  • They consist of trusted members of the community. Advocates are enthusiastic customers who are not incentivized nor employed by the businesses they promote.
  • Advocates represent brands' products and lifestyles. Advocates often embody the essence behind a brand.
  • Advocates are invited into companies as key stakeholders. TurboTax’s InnerCircle program gave Advocates the opportunity to submit and vote on software ideas.
  • Advocates are rewarded through recognition, access, and community. Microsoft’s MVP Program recognized Advocates by giving them the title, "MVP." The MVP Global summit, an annual conference made up of Microsoft’s most enthusiastic customers, shows how advanced these advocacy programs can get.
  • Advocates may defend brands during times of crisis. The Walmart Moms Program is made up of mom (and dad) bloggers who frequently defend Walmart when the mega corp. is under heavy scrutiny.
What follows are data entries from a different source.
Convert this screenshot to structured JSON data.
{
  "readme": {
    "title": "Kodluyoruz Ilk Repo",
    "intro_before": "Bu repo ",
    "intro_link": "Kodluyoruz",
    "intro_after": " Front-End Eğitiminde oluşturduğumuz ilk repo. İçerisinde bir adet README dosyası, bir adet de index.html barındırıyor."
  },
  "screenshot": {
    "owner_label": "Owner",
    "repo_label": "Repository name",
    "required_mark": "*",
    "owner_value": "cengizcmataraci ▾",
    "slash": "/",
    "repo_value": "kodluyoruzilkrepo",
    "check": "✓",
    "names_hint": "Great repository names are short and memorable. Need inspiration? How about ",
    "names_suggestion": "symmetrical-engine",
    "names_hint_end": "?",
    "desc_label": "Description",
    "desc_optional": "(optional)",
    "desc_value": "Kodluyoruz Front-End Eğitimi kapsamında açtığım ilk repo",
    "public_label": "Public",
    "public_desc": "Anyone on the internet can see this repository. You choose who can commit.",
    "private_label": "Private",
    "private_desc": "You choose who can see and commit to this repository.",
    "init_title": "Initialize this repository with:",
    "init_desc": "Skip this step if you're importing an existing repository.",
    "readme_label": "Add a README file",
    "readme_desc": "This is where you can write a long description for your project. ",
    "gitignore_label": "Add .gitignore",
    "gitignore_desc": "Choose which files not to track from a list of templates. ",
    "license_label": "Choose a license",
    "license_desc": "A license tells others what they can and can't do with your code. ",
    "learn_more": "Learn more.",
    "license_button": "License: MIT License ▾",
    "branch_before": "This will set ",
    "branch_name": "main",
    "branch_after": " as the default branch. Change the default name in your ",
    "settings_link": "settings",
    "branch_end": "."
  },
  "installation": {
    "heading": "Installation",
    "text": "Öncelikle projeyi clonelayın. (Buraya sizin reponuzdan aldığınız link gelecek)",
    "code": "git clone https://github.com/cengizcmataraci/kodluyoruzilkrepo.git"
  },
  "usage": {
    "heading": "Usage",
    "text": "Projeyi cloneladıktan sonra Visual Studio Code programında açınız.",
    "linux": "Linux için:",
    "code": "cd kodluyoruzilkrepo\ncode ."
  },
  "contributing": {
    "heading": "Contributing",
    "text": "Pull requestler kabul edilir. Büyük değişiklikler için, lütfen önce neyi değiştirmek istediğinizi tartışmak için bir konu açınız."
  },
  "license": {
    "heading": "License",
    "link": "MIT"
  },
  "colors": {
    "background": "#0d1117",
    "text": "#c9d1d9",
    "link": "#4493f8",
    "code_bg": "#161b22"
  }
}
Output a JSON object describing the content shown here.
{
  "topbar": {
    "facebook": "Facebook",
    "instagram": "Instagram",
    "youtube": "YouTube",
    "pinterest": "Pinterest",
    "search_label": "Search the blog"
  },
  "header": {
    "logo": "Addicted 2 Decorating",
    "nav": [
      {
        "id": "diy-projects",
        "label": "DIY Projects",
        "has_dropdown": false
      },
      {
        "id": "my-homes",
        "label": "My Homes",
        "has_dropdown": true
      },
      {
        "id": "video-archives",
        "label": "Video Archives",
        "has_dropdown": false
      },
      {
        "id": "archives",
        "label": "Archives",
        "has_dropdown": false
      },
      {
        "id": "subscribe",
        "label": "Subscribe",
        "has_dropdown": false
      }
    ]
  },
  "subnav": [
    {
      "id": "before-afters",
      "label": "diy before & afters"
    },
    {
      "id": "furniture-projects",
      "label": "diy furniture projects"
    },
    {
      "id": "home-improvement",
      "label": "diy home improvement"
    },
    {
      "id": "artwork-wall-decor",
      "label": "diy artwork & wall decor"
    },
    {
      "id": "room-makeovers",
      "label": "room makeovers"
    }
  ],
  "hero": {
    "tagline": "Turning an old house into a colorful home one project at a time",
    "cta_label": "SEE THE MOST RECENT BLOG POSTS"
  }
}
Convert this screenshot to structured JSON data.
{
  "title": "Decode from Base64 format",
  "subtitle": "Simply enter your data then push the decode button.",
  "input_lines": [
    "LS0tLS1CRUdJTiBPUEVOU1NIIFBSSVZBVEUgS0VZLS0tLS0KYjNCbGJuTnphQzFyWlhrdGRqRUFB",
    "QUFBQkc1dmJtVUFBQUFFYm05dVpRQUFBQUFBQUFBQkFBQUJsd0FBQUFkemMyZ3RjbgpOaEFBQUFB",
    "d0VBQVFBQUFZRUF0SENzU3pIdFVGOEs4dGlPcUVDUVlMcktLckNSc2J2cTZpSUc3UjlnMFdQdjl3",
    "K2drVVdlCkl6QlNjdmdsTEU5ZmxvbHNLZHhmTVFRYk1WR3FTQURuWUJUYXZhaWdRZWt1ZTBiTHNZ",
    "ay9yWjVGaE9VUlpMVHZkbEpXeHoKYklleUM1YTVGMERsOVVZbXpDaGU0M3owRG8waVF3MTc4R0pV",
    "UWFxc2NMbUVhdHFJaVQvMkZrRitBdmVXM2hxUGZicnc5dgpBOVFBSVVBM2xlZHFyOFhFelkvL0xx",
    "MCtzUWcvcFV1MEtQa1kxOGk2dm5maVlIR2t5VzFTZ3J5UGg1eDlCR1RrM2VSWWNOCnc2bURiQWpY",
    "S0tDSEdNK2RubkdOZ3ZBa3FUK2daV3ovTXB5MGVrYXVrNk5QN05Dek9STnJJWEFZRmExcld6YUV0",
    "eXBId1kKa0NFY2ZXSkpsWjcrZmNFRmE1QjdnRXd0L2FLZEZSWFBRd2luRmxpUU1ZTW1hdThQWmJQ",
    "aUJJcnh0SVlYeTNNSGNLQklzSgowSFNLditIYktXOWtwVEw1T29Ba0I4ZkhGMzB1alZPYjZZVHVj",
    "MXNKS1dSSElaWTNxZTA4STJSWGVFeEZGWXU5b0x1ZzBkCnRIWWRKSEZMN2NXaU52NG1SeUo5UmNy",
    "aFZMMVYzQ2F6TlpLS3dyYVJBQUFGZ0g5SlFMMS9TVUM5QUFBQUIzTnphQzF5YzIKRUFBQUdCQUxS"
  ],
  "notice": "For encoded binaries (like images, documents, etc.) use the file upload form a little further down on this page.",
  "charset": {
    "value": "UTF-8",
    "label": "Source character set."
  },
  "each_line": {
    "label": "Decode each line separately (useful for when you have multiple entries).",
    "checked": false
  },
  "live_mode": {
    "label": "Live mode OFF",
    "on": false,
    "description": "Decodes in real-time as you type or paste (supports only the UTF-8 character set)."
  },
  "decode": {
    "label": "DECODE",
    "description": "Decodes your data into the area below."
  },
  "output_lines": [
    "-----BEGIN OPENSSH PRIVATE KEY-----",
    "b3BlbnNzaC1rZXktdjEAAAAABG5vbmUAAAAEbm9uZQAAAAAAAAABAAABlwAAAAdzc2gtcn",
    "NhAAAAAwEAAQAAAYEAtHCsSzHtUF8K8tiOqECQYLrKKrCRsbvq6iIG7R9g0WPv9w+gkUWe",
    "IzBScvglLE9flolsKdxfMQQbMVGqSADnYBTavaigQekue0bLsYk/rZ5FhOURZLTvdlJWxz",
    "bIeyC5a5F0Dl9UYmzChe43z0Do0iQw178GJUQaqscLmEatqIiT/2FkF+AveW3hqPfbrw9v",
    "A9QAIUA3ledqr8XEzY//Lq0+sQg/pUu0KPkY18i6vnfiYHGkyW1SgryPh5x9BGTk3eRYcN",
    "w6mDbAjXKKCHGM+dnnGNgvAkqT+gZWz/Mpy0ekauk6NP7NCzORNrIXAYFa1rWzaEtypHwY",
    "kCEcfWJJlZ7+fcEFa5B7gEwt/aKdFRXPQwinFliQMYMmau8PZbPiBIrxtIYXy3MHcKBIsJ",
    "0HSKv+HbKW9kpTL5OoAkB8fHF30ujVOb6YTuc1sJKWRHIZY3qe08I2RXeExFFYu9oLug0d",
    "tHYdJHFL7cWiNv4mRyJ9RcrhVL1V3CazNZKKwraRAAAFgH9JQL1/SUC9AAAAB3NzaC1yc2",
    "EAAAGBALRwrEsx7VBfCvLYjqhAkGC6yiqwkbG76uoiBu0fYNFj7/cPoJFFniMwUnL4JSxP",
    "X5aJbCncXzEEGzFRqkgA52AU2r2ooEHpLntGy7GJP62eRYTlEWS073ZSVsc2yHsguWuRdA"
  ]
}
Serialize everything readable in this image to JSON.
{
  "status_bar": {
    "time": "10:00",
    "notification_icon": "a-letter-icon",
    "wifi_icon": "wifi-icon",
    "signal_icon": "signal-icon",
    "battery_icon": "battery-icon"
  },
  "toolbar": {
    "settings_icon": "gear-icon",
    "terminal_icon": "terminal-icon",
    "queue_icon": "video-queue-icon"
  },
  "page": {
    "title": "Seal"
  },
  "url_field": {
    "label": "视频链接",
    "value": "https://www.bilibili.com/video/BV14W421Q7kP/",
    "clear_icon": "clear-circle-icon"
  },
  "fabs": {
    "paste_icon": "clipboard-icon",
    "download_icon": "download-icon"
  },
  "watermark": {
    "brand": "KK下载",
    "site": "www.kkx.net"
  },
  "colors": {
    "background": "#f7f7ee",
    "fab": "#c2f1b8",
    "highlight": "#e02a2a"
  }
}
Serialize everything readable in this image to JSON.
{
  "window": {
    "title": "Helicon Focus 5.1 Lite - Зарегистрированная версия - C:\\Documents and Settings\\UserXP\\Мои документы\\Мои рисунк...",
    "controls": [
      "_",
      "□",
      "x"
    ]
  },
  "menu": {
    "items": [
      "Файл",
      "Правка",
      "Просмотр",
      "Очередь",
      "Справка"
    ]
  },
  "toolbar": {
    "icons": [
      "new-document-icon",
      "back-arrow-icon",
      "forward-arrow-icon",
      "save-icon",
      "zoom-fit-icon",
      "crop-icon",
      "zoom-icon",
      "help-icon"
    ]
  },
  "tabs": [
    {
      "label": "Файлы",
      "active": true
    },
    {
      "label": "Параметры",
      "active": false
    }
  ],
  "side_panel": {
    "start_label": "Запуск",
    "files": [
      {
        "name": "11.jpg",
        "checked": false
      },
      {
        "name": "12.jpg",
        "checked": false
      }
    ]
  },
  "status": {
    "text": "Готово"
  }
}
3. What is the Social Advocacy Program tradeoff?

4. What are the best practices for my Social Advocacy Program?

  • Get ready internally. Articulate a program charter and take care of the legal side of things. For example, Advocates might need to consent to terms of agreement to show they know they won’t share revenue with the business they advocate for.
  • Identify Advocates. Jeremiah suggests to create a portfolio mix aligned with program goals that might have to do with certain brands, demographics, customer lifecycles, products, lifestyles, or work styles. Another more direct way to identify Advocates is to simply ask your customers how likely they are to recommend your brand.
  • Build Relationships. So many advocacy programs start with real face-to-face interactions. Fiskar’s Fiskateers lead the “United States of Fiskateers” which consisted of local craft meet-ups nationwide.
  • Amplify Voices. Give your Advocates the tools to share their excitement about your brand and make it easy for them to do so. Provide them with opportunities to write reviews, create testimonials, share content, answer prospects' questions, and more.
  • Foster Growth. Your Advocates crave engagement.  Involve them across all your marketing initiatives as they are eager and willing to help you amplify your message.

6. What is the most important thing I need to know about Social Advocacy Programs?

  • These Programs aren’t about your brand. They are about your Advocates and putting your Advocates in front of your brand is necessary to establish trust amongst your customers. Trust is the underlying mechanism at work with Social Advocacy Programs that cause sales to skyrocket.

-Beau Cowan, Marketing Coordinator, Zuberance